|Essential for immediate treatment
Preventing Rabies Transmission From Raccoons
To prevent rabies transmission from raccoons, it is essential to take proactive measures to minimize human and animal interactions with potentially infected wildlife. Raccoons can spread rabies, and their removal from populated areas is crucial in preventing the transmission of the disease. Professional wildlife removal services should be contacted to safely trap and remove rabid raccoons. Additionally, it is important to ensure that pets are vaccinated against rabies to protect them from possible exposure to the virus. To further prevent rabies transmission, individuals should take necessary precautions such as sealing garbage cans and avoiding contact with wild raccoons. If there is a possible exposure, seeking immediate medical attention is imperative to prevent the development of rabies. Disease Control authorities should be informed of any potential rabies cases in raccoons to take appropriate measures to contain the spread of the virus. By following these proactive steps, the risk of rabies transmission from raccoons can be minimized, ensuring the safety of both humans and animals.
Handling Encounters With Rabid Raccoons

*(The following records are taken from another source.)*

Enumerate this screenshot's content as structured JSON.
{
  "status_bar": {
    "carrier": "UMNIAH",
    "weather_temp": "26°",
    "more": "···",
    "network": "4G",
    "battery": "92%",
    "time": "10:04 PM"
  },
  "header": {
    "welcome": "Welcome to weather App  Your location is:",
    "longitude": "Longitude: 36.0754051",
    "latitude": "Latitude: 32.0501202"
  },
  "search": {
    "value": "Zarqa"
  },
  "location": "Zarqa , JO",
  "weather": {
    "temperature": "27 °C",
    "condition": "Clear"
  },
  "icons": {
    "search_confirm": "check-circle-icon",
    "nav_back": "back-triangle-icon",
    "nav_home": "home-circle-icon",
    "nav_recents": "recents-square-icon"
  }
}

Encountering a rabid raccoon necessitates immediate action for safety. Rabies is a viral disease that causes inflammation of the brain and, if left untreated, can be fatal. When handling encounters with rabid raccoons, it is crucial to prioritize safety and take the following steps:
- Seek Professional Assistance: Contact a wildlife removal professional or animal control for immediate help. These experts have the necessary skills and equipment to safely trap and remove rabid raccoons without endangering themselves or others.
- Avoid Direct Contact: Under no circumstances should individuals attempt to handle or approach a potentially rabid raccoon. Direct contact with the animal can result in the transmission of the rabies virus, posing a serious risk to health and safety.
- Seek Medical Validation: After encountering a rabid raccoon, seeking medical validation and treatment is essential. Immediate evaluation by healthcare professionals is necessary to assess the risk of rabies transmission and determine the appropriate course of action.
Frequently Asked Questions
How Likely Is a Raccoon to Have Rabies?
Assessing the likelihood of a raccoon having rabies hinges on several factors, including the prevalence of rabies in the local wildlife population and the behavior of the raccoon in question. Given the potential risks associated with rabies, wildlife management, animal control, and public safety measures are essential. Preventive measures such as vaccination programs for domestic animals and responsible waste management can also help minimize the spread of rabies among wildlife and protect public health.
What Are 3 Signs That a Raccoon Has Rabies?
Symptoms of rabies in raccoons typically include difficulty walking, circling instead of moving in a straight line, and confusion or disorientation. These behaviors are indicative of the neurological effects of the virus. If such symptoms are observed, it is critical to avoid direct contact and to report the sighting to local animal control authorities. Prompt testing and appropriate preventive measures can help mitigate the risk of exposure to rabies.
Can Raccoons Carry Rabies Without Dying?
Raccoons can indeed carry rabies without succumbing to the virus. This highlights the critical importance of wildlife management and vaccination effectiveness in safeguarding public health. Understanding animal behavior and disease transmission is crucial in mitigating the risk of zoonotic infections. Professional raccoon removal is imperative to prevent potential exposure to the virus, emphasizing the need for proactive measures to protect both wildlife and human populations.
Will You Get Rabies if a Raccoon Bites You?
Rabies transmission through a raccoon bite poses a serious public safety concern. Prompt identification and treatment are essential to prevent disease. Raccoon behavior indicating possible rabies, such as disorientation and aggressive tendencies, necessitates caution in wildlife encounters. Animal control professionals play a crucial role in disease prevention through safe removal and handling of potentially rabid animals. Vigilance and immediate medical attention following wildlife encounters are vital for public safety.